Tourism operators in the Maldives have expressed concern over a government order to shut down all spas and health centres in resorts.
The ban followed allegations by an opposition Islamist party that spas were being used for prostitution.
Tourism is a key foreign exchange earner for the Maldives.
The islands are a popular destination for wealthy honeymooners and celebrities where luxury rooms can cost up to $12,000 (£7,748) a day.
The Maldives Association of Tourism Industry said the ban would harm the economy.
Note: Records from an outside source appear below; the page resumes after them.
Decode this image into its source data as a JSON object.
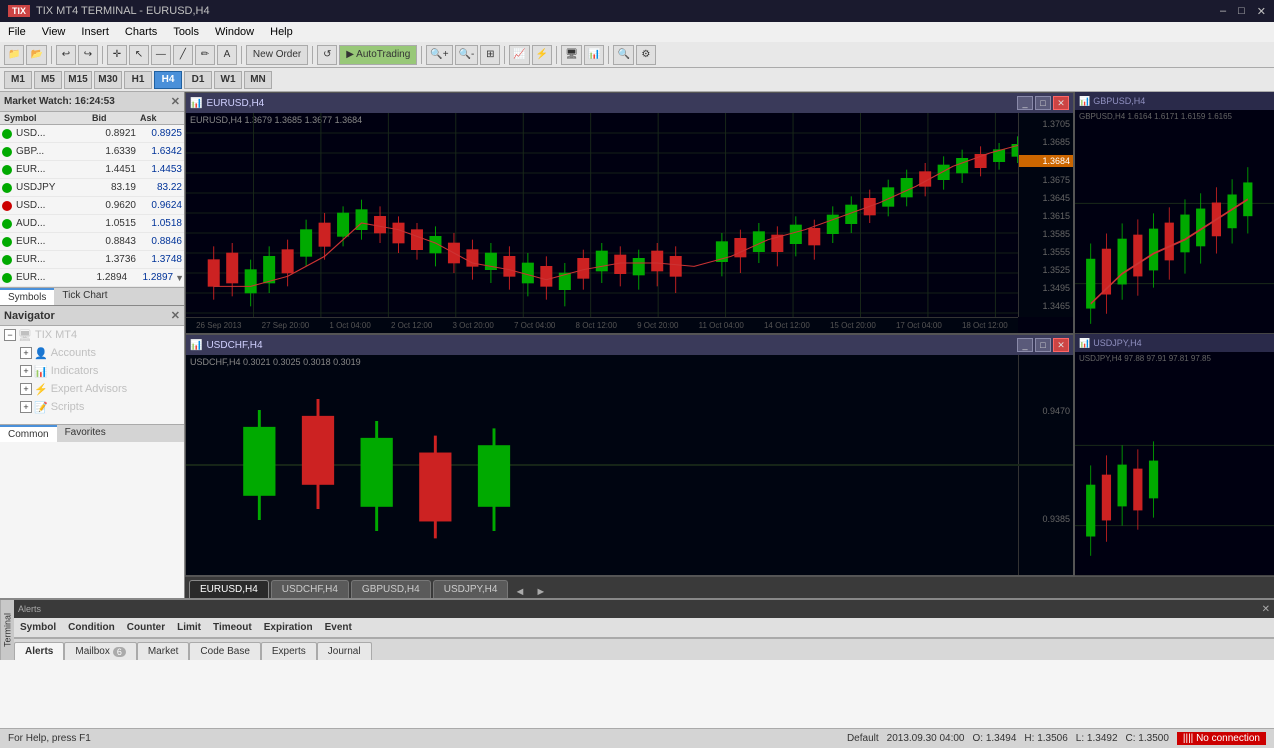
{
  "titlebar": {
    "icon": "TIX",
    "title": "TIX MT4 TERMINAL - EURUSD,H4",
    "min": "–",
    "max": "□",
    "close": "✕"
  },
  "menubar": {
    "items": [
      "File",
      "View",
      "Insert",
      "Charts",
      "Tools",
      "Window",
      "Help"
    ]
  },
  "toolbar1": {
    "buttons": [
      "📁",
      "💾",
      "📂",
      "↩",
      "↪",
      "🖨",
      "🔍+",
      "🔍-",
      "📊",
      "📈",
      "📉",
      "⊞",
      "New Order",
      "AutoTrading",
      "⚡",
      "📌"
    ]
  },
  "toolbar2": {
    "timeframes": [
      "M1",
      "M5",
      "M15",
      "M30",
      "H1",
      "H4",
      "D1",
      "W1",
      "MN"
    ],
    "active": "H4"
  },
  "market_watch": {
    "title": "Market Watch",
    "time": "16:24:53",
    "columns": [
      "Symbol",
      "Bid",
      "Ask"
    ],
    "rows": [
      {
        "symbol": "USD...",
        "bid": "0.8921",
        "ask": "0.8925",
        "dot": "green"
      },
      {
        "symbol": "GBP...",
        "bid": "1.6339",
        "ask": "1.6342",
        "dot": "green"
      },
      {
        "symbol": "EUR...",
        "bid": "1.4451",
        "ask": "1.4453",
        "dot": "green"
      },
      {
        "symbol": "USDJPY",
        "bid": "83.19",
        "ask": "83.22",
        "dot": "green"
      },
      {
        "symbol": "USD...",
        "bid": "0.9620",
        "ask": "0.9624",
        "dot": "red"
      },
      {
        "symbol": "AUD...",
        "bid": "1.0515",
        "ask": "1.0518",
        "dot": "green"
      },
      {
        "symbol": "EUR...",
        "bid": "0.8843",
        "ask": "0.8846",
        "dot": "green"
      },
      {
        "symbol": "EUR...",
        "bid": "1.3736",
        "ask": "1.3748",
        "dot": "green"
      },
      {
        "symbol": "EUR...",
        "bid": "1.2894",
        "ask": "1.2897",
        "dot": "green"
      }
    ],
    "tabs": [
      "Symbols",
      "Tick Chart"
    ]
  },
  "navigator": {
    "title": "Navigator",
    "tree": {
      "root": "TIX MT4",
      "items": [
        {
          "label": "Accounts",
          "icon": "accounts"
        },
        {
          "label": "Indicators",
          "icon": "indicators"
        },
        {
          "label": "Expert Advisors",
          "icon": "experts"
        },
        {
          "label": "Scripts",
          "icon": "scripts"
        }
      ]
    },
    "tabs": [
      "Common",
      "Favorites"
    ]
  },
  "charts": {
    "main": [
      {
        "id": "eurusd_h4",
        "title": "EURUSD,H4",
        "info": "EURUSD,H4 1.3679 1.3685 1.3677 1.3684",
        "tab": "EURUSD,H4"
      },
      {
        "id": "usdchf_h4",
        "title": "USDCHF,H4",
        "info": "USDCHF,H4 0.3021 0.3025 0.3018 0.3019",
        "tab": "USDCHF,H4"
      }
    ],
    "mini": [
      {
        "id": "gbpusd_h4",
        "title": "GBPUSD,H4",
        "info": "GBPUSD,H4 1.6164 1.6171 1.6159 1.6165",
        "tab": "GBPUSD,H4"
      },
      {
        "id": "usdjpy_h4",
        "title": "USDJPY,H4",
        "info": "USDJPY,H4 97.88 97.91 97.81 97.85",
        "tab": "USDJPY,H4"
      }
    ],
    "tabs": [
      "EURUSD,H4",
      "USDCHF,H4",
      "GBPUSD,H4",
      "USDJPY,H4"
    ],
    "active_tab": "EURUSD,H4",
    "prices": {
      "eurusd": {
        "high": "1.3705",
        "levels": [
          "1.3705",
          "1.3685",
          "1.3684",
          "1.3675",
          "1.3645",
          "1.3615",
          "1.3585",
          "1.3555",
          "1.3525",
          "1.3495",
          "1.3465"
        ],
        "current": "1.3684",
        "dates": [
          "26 Sep 2013",
          "27 Sep 20:00",
          "1 Oct 04:00",
          "2 Oct 12:00",
          "3 Oct 20:00",
          "7 Oct 04:00",
          "8 Oct 12:00",
          "9 Oct 20:00",
          "11 Oct 04:00",
          "14 Oct 12:00",
          "15 Oct 20:00",
          "17 Oct 04:00",
          "18 Oct 12:00"
        ]
      },
      "usdchf": {
        "levels": [
          "0.9470",
          "0.9385"
        ]
      }
    }
  },
  "alerts": {
    "columns": [
      "Symbol",
      "Condition",
      "Counter",
      "Limit",
      "Timeout",
      "Expiration",
      "Event"
    ],
    "rows": [],
    "tabs": [
      {
        "label": "Alerts",
        "badge": null
      },
      {
        "label": "Mailbox",
        "badge": "6"
      },
      {
        "label": "Market",
        "badge": null
      },
      {
        "label": "Code Base",
        "badge": null
      },
      {
        "label": "Experts",
        "badge": null
      },
      {
        "label": "Journal",
        "badge": null
      }
    ],
    "active_tab": "Alerts",
    "side_label": "Terminal"
  },
  "statusbar": {
    "help": "For Help, press F1",
    "default": "Default",
    "datetime": "2013.09.30 04:00",
    "open": "O: 1.3494",
    "high": "H: 1.3506",
    "low": "L: 1.3492",
    "close": "C: 1.3500",
    "connection": "No connection"
  }
}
It has appealed for a resolution of the issue.
The tourism ministry on Thursday instructed all resort hotels across the hundreds of islands that make up the Maldives to shut down spas and health centres offering beauty treatments and massages with immediate effect.
Last week the opposition Adhaalath party, a conservative religious movement, staged a protest in the capital Male against such spas, arguing that they were being used as brothels.
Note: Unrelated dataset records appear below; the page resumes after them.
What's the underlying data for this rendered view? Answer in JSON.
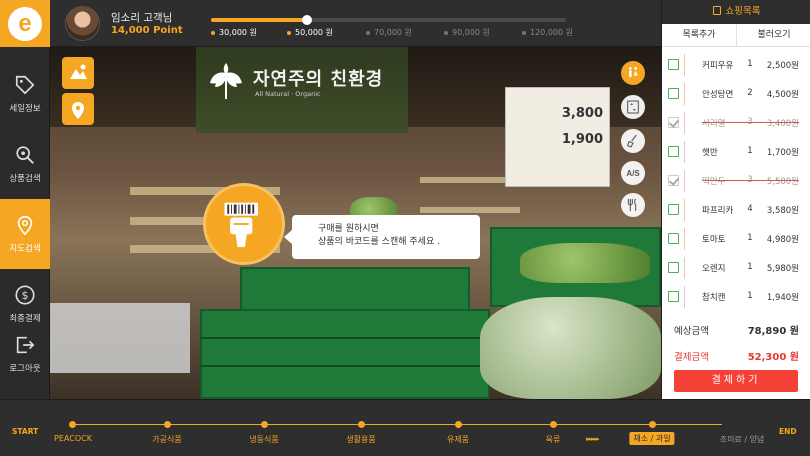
{
  "app": {
    "logo_letter": "e"
  },
  "user": {
    "name": "임소리 고객님",
    "point": "14,000 Point"
  },
  "progress": {
    "level": 0.27,
    "tiers": [
      {
        "label": "30,000 원",
        "reached": true
      },
      {
        "label": "50,000 원",
        "reached": true
      },
      {
        "label": "70,000 원",
        "reached": false
      },
      {
        "label": "90,000 원",
        "reached": false
      },
      {
        "label": "120,000 원",
        "reached": false
      }
    ]
  },
  "sidebar": {
    "items": [
      {
        "label": "세일정보",
        "icon": "tag-icon"
      },
      {
        "label": "상품검색",
        "icon": "search-icon"
      },
      {
        "label": "지도검색",
        "icon": "map-pin-icon"
      },
      {
        "label": "최종결제",
        "icon": "dollar-icon"
      },
      {
        "label": "로그아웃",
        "icon": "logout-icon"
      }
    ],
    "active_index": 2
  },
  "scene": {
    "store_sign_title": "자연주의 친환경",
    "store_sign_sub": "All Natural · Organic",
    "prices": [
      "3,800",
      "1,900"
    ],
    "scan_hint_line1": "구매를 원하시면",
    "scan_hint_line2": "상품의 바코드를 스캔해 주세요 .",
    "side_buttons": [
      "restroom-icon",
      "elevator-icon",
      "broom-icon",
      "A/S",
      "restaurant-icon"
    ]
  },
  "shopping": {
    "title": "쇼핑목록",
    "tab_add": "목록추가",
    "tab_load": "불러오기",
    "items": [
      {
        "name": "커피우유",
        "qty": "1",
        "price": "2,500원",
        "done": false
      },
      {
        "name": "안성탕면",
        "qty": "2",
        "price": "4,500원",
        "done": false
      },
      {
        "name": "서리얼",
        "qty": "3",
        "price": "3,400원",
        "done": true
      },
      {
        "name": "햇반",
        "qty": "1",
        "price": "1,700원",
        "done": false
      },
      {
        "name": "떡만두",
        "qty": "3",
        "price": "5,500원",
        "done": true
      },
      {
        "name": "파프리카",
        "qty": "4",
        "price": "3,580원",
        "done": false
      },
      {
        "name": "토마토",
        "qty": "1",
        "price": "4,980원",
        "done": false
      },
      {
        "name": "오렌지",
        "qty": "1",
        "price": "5,980원",
        "done": false
      },
      {
        "name": "참치캔",
        "qty": "1",
        "price": "1,940원",
        "done": false
      }
    ],
    "expected_label": "예상금액",
    "expected_value": "78,890 원",
    "paid_label": "결제금액",
    "paid_value": "52,300 원",
    "pay_button": "결제하기"
  },
  "route": {
    "start": "START",
    "end": "END",
    "stops": [
      {
        "label": "PEACOCK",
        "state": "passed"
      },
      {
        "label": "가공식품",
        "state": "passed"
      },
      {
        "label": "냉동식품",
        "state": "passed"
      },
      {
        "label": "생활용품",
        "state": "passed"
      },
      {
        "label": "유제품",
        "state": "passed"
      },
      {
        "label": "육류",
        "state": "passed"
      },
      {
        "label": "채소 / 과일",
        "state": "current"
      },
      {
        "label": "조미료 / 양념",
        "state": "upcoming"
      }
    ]
  },
  "colors": {
    "accent": "#f5a623",
    "danger": "#f44336",
    "check": "#4caf50"
  }
}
"An Islamic party has been agitating against spas hoping to embarrass the government," a senior government figure told the AFP news agency.
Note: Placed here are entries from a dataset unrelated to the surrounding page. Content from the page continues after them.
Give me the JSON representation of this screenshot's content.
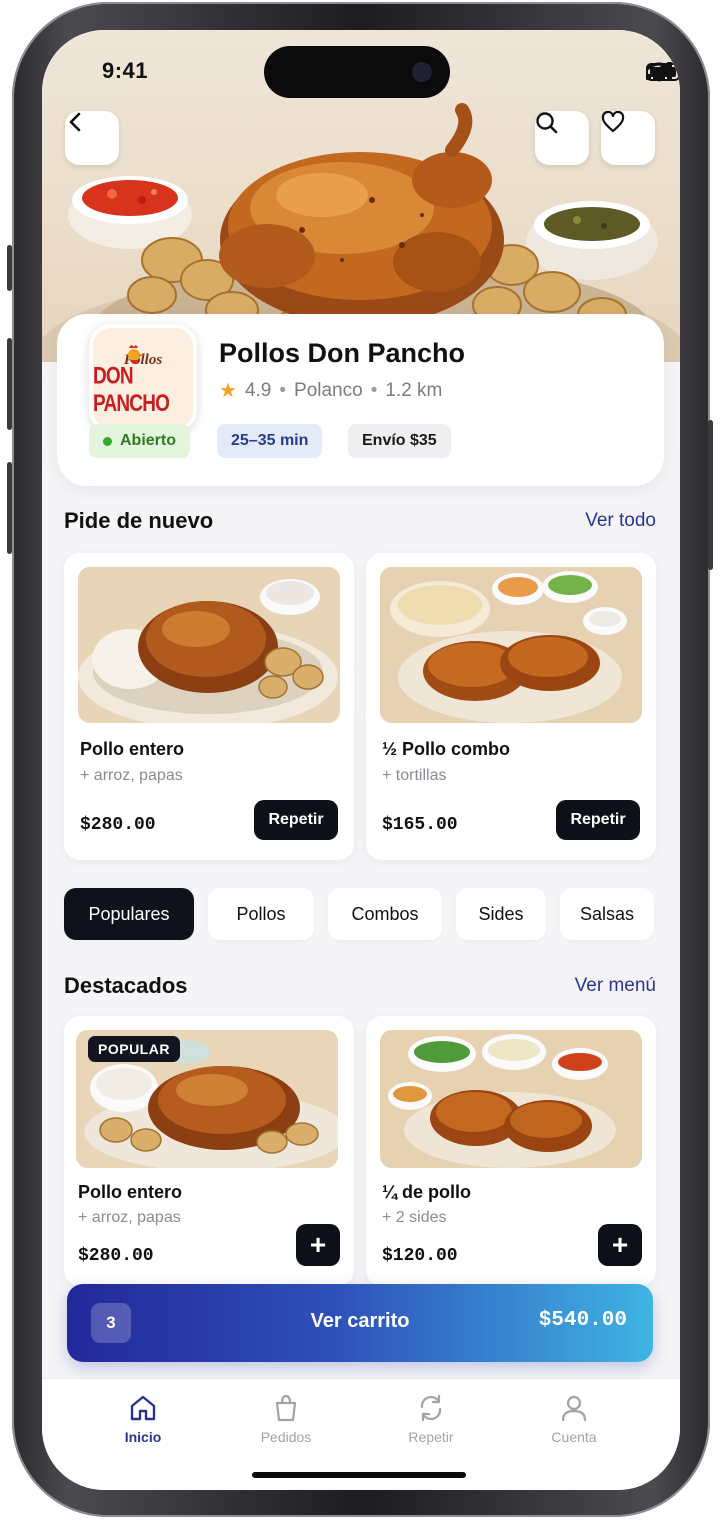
{
  "status_bar": {
    "time": "9:41"
  },
  "restaurant": {
    "logo_top": "Pollos",
    "logo_main": "DON PANCHO",
    "name": "Pollos Don Pancho",
    "rating": "4.9",
    "neighborhood": "Polanco",
    "distance": "1.2 km",
    "status": "Abierto",
    "eta": "25–35 min",
    "delivery_fee": "Envío $35"
  },
  "reorder": {
    "title": "Pide de nuevo",
    "link": "Ver todo",
    "items": [
      {
        "name": "Pollo entero",
        "sub": "+ arroz, papas",
        "price": "$280.00",
        "button": "Repetir"
      },
      {
        "name": "½ Pollo combo",
        "sub": "+ tortillas",
        "price": "$165.00",
        "button": "Repetir"
      }
    ]
  },
  "categories": [
    "Populares",
    "Pollos",
    "Combos",
    "Sides",
    "Salsas"
  ],
  "featured": {
    "title": "Destacados",
    "link": "Ver menú",
    "items": [
      {
        "badge": "POPULAR",
        "name": "Pollo entero",
        "sub": "+ arroz, papas",
        "price": "$280.00"
      },
      {
        "name": "¼ de pollo",
        "sub": "+ 2 sides",
        "price": "$120.00"
      }
    ]
  },
  "cart": {
    "count": "3",
    "label": "Ver carrito",
    "total": "$540.00"
  },
  "nav": [
    {
      "label": "Inicio",
      "icon": "home-icon"
    },
    {
      "label": "Pedidos",
      "icon": "bag-icon"
    },
    {
      "label": "Repetir",
      "icon": "repeat-icon"
    },
    {
      "label": "Cuenta",
      "icon": "user-icon"
    }
  ],
  "colors": {
    "accent": "#2a3593",
    "dark_button": "#0d1019",
    "open_green": "#36a92a",
    "star": "#f2a223"
  }
}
So far this year the Indian Ocean country has received more than 850,000 tourists attracted to its turquoise blue lagoons and spectacular corals with multi-coloured fish.
Last week President Mohamed Nasheed called for a "tolerant" form of Islam in the country amid growing concern about the influence of hardline Islamic parties.
Industry sources say that they expect the government eventually to revoke the decision on spas because of the huge revenue earned from the business.